In May 2013, the FCC proposed a plan to investigate whether online, print, and television news outlets were meeting the public's "critical information needs." The "CIN" study was interpreted by many conservative news outlets as a tactic that allowed the Democratic administration to criticize them for going after certain news stories. Since the public backlash to the plan, the FCC has backed down, for now. According to the Washington Post, the study has already cost around $500,000.
Here is what you need to know about the plan and the controversy it caused:
1. Government Researchers Would Have Questioned Reporters & Editors
The CIN study procedure would have involved government researchers asking participants in all levels of media organizations questions about the process by which their company chooses what stories to cover.
According to a Washington Post report, among the questions the FCC proposed to ask journalists were, "Have you ever suggested coverage of what you consider a story with critical information for your [viewers, listeners or readers] that was rejected by management? What was the reason given for the decision?"
You can see the full official guiding document for the study below:
2. Conservatives Rallied Against Government Involvement in Media
After the study was announced, conservative news outlets believed they were about to become a victim to government censorship as the FCC set out to explore what stories were and were not in the public interest.
A high-ranking Republican at the FCC, Ajit Pai, published his response to the call for the study in the Wall Street Journal.

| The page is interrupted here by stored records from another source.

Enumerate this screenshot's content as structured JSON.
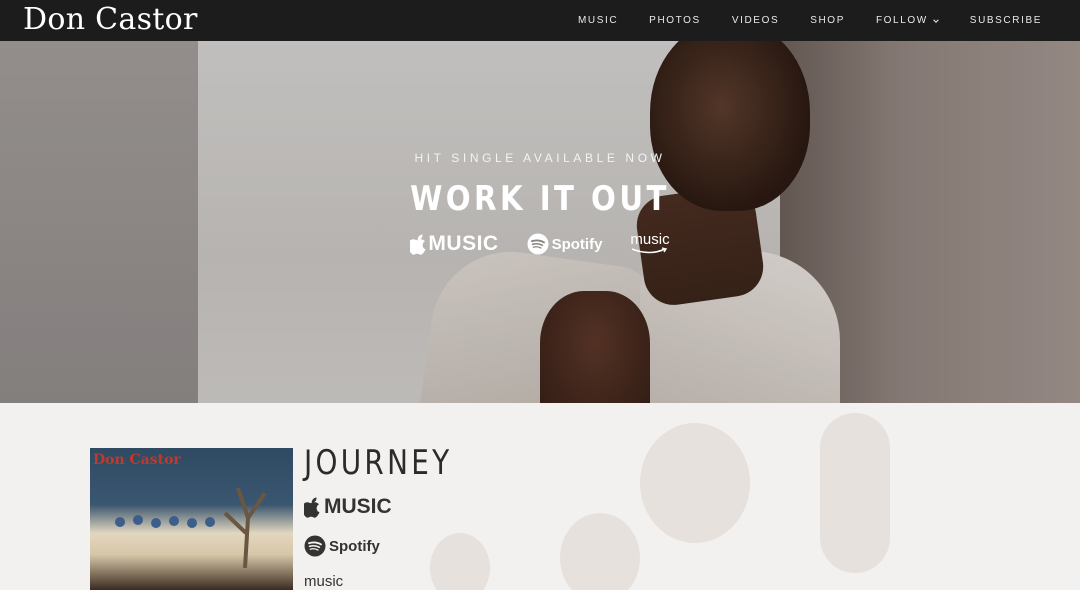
{
  "header": {
    "brand": "Don Castor",
    "nav": [
      {
        "label": "MUSIC"
      },
      {
        "label": "PHOTOS"
      },
      {
        "label": "VIDEOS"
      },
      {
        "label": "SHOP"
      },
      {
        "label": "FOLLOW",
        "has_dropdown": true
      },
      {
        "label": "SUBSCRIBE"
      }
    ]
  },
  "hero": {
    "eyebrow": "HIT SINGLE AVAILABLE NOW",
    "title": "WORK IT OUT",
    "services": {
      "apple": "MUSIC",
      "spotify": "Spotify",
      "amazon": "music"
    }
  },
  "release": {
    "cover_artist": "Don Castor",
    "title": "JOURNEY",
    "links": {
      "apple": "MUSIC",
      "spotify": "Spotify",
      "amazon": "music"
    }
  },
  "colors": {
    "nav_bg": "#1d1c1c",
    "section_bg": "#f3f1ef",
    "cover_title": "#c0392b"
  }
}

Pai writes, "... everyone should agree on this: The government has no place pressuring media organizations into covering certain stories. Unfortunately, the Federal Communications Commission, where I am a commissioner, does not agree."
Pai goes on to say:

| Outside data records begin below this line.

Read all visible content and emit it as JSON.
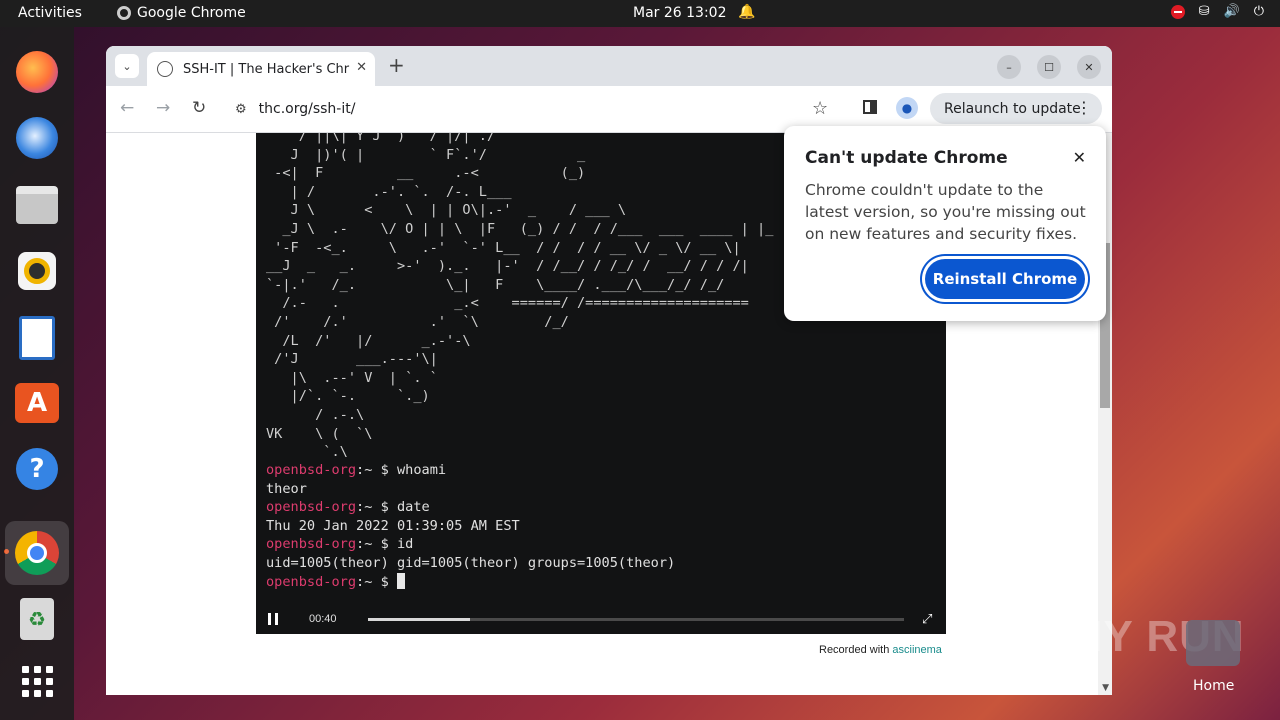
{
  "topbar": {
    "activities": "Activities",
    "app_name": "Google Chrome",
    "clock": "Mar 26  13:02"
  },
  "dock": {
    "items": [
      "firefox-icon",
      "thunderbird-icon",
      "files-icon",
      "rhythmbox-icon",
      "writer-icon",
      "app-center-icon",
      "help-icon",
      "chrome-icon",
      "trash-icon",
      "show-apps-icon"
    ]
  },
  "browser": {
    "tab_title": "SSH-IT | The Hacker's Chr",
    "url": "thc.org/ssh-it/",
    "relaunch_label": "Relaunch to update"
  },
  "terminal": {
    "art": "    / ||\\| Y J  )   / |/| ./\n   J  |)'( |        ` F`.'/           _\n -<|  F         __     .-<          (_)\n   | /       .-'. `.  /-. L___\n   J \\      <    \\  | | O\\|.-'  _    / ___ \\\n  _J \\  .-    \\/ O | | \\  |F   (_) / /  / /___  ___  ____ | |_\n '-F  -<_.     \\   .-'  `-' L__  / /  / / __ \\/ _ \\/ __ \\|\n__J  _   _.     >-'  )._.   |-'  / /__/ / /_/ /  __/ / / /|\n`-|.'   /_.           \\_|   F    \\____/ .___/\\___/_/ /_/\n  /.-   .              _.<    ======/ /====================\n /'    /.'          .'  `\\        /_/\n  /L  /'   |/      _.-'-\\\n /'J       ___.---'\\|\n   |\\  .--' V  | `. `\n   |/`. `-.     `._)\n      / .-.\\\nVK    \\ (  `\\\n       `.\\",
    "lines": [
      {
        "host": "openbsd-org",
        "prompt": ":~ $ ",
        "cmd": "whoami"
      },
      {
        "output": "theor"
      },
      {
        "host": "openbsd-org",
        "prompt": ":~ $ ",
        "cmd": "date"
      },
      {
        "output": "Thu 20 Jan 2022 01:39:05 AM EST"
      },
      {
        "host": "openbsd-org",
        "prompt": ":~ $ ",
        "cmd": "id"
      },
      {
        "output": "uid=1005(theor) gid=1005(theor) groups=1005(theor)"
      },
      {
        "host": "openbsd-org",
        "prompt": ":~ $ ",
        "cmd": ""
      }
    ],
    "player": {
      "time": "00:40",
      "progress": 0.19
    },
    "recorded_with": "Recorded with",
    "recorded_brand": "asciinema"
  },
  "popup": {
    "title": "Can't update Chrome",
    "body": "Chrome couldn't update to the latest version, so you're missing out on new features and security fixes.",
    "button": "Reinstall Chrome"
  },
  "watermark": "ANY RUN",
  "home_label": "Home"
}
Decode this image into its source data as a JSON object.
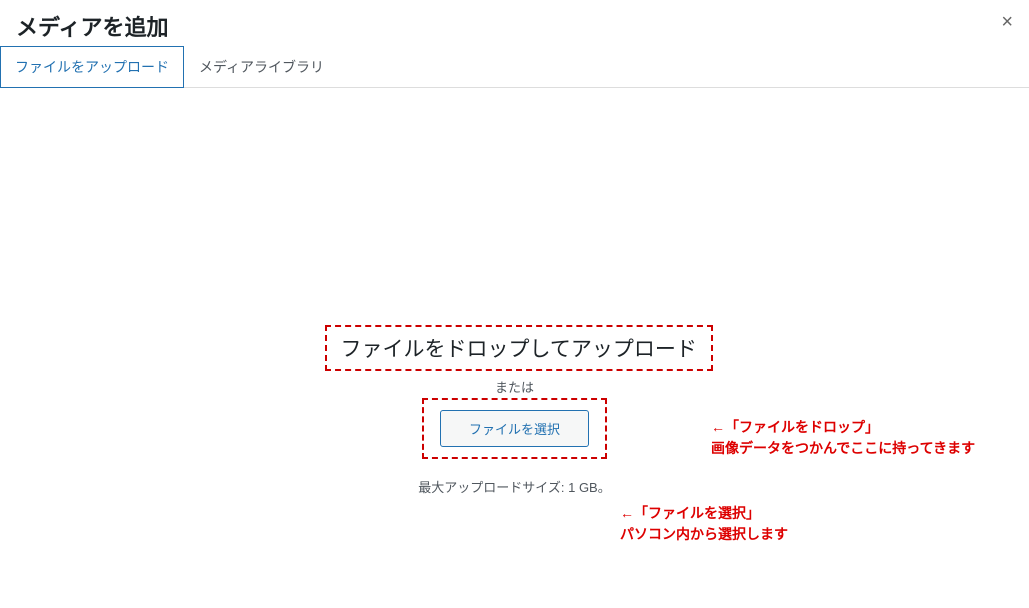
{
  "header": {
    "title": "メディアを追加"
  },
  "tabs": {
    "upload": "ファイルをアップロード",
    "library": "メディアライブラリ"
  },
  "uploader": {
    "drop_text": "ファイルをドロップしてアップロード",
    "or_text": "または",
    "select_button": "ファイルを選択",
    "max_size": "最大アップロードサイズ: 1 GB。"
  },
  "annotations": {
    "drop": {
      "arrow": "←",
      "title": "「ファイルをドロップ」",
      "desc": "画像データをつかんでここに持ってきます"
    },
    "select": {
      "arrow": "←",
      "title": "「ファイルを選択」",
      "desc": "パソコン内から選択します"
    }
  }
}
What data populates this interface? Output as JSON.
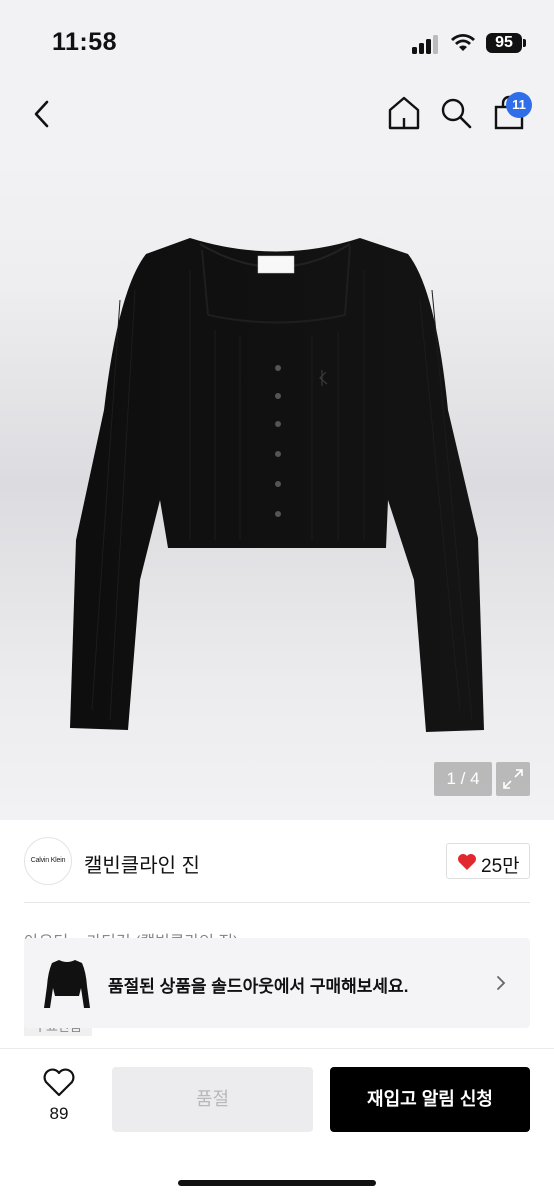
{
  "status_bar": {
    "time": "11:58",
    "battery": "95"
  },
  "nav": {
    "back_icon": "chevron-left-icon",
    "home_icon": "home-icon",
    "search_icon": "search-icon",
    "cart_icon": "shopping-bag-icon",
    "cart_badge": "11",
    "badge_color": "#2f6ee8"
  },
  "gallery": {
    "counter": "1 / 4",
    "expand_icon": "expand-icon"
  },
  "brand": {
    "logo_text": "Calvin Klein",
    "name": "캘빈클라인 진",
    "like_count": "25만",
    "heart_color": "#e0282e"
  },
  "breadcrumb": "아우터 > 가디건 (캘빈클라인 진)",
  "hidden_tag": "무료반품",
  "soldout_banner": {
    "text": "품절된 상품을 솔드아웃에서 구매해보세요.",
    "arrow_icon": "chevron-right-icon"
  },
  "bottom_bar": {
    "wish_icon": "heart-outline-icon",
    "wish_count": "89",
    "soldout_label": "품절",
    "restock_label": "재입고 알림 신청"
  }
}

Should all stations follow MSNBC's example and cut away from a discussion with a former congresswoman about the National Security Agency's collection of phone records to offer live coverage of Justin Bieber's bond hearing? As a consumer of news, I have an opinion. But my opinion shouldn't matter more than anyone else's merely because I happen to work at the FCC.
3. The FCC Canceled Plans for the Study Amid Backlash
This week, amid the public backlash that the FCC could use its power over license renewal for TV and radio stations to manipulate news coverage, the commission withdrew its plans to conduct the survey.
The study was set to begin in May 2014.
4. The FCC Issued a Response to Assure Critics
On February 14, FCC Commissioner Tom Wheeler published a letter to Congress attempting to dissuade any fears over the study. The letter assures Republican congressman Fred Upton that the study seeks only to improve media competition by identifying "market barriers."
You can read the full letter above.
5. An Online Petition Against the Study Got Almost 90,000 Signatures
The American Center for Law and Justice (ACLJ) has been the flag-bearer for the fight against the FCC since the study was announced in May 2013. The ACLJ is a public-interest organization that focuses on constitutional politics and the defense of evangelical Christian issues in the United States.
The petition for "No Government Monitors in Newsrooms," posted on the organization's website, has received almost 90,000 signatures.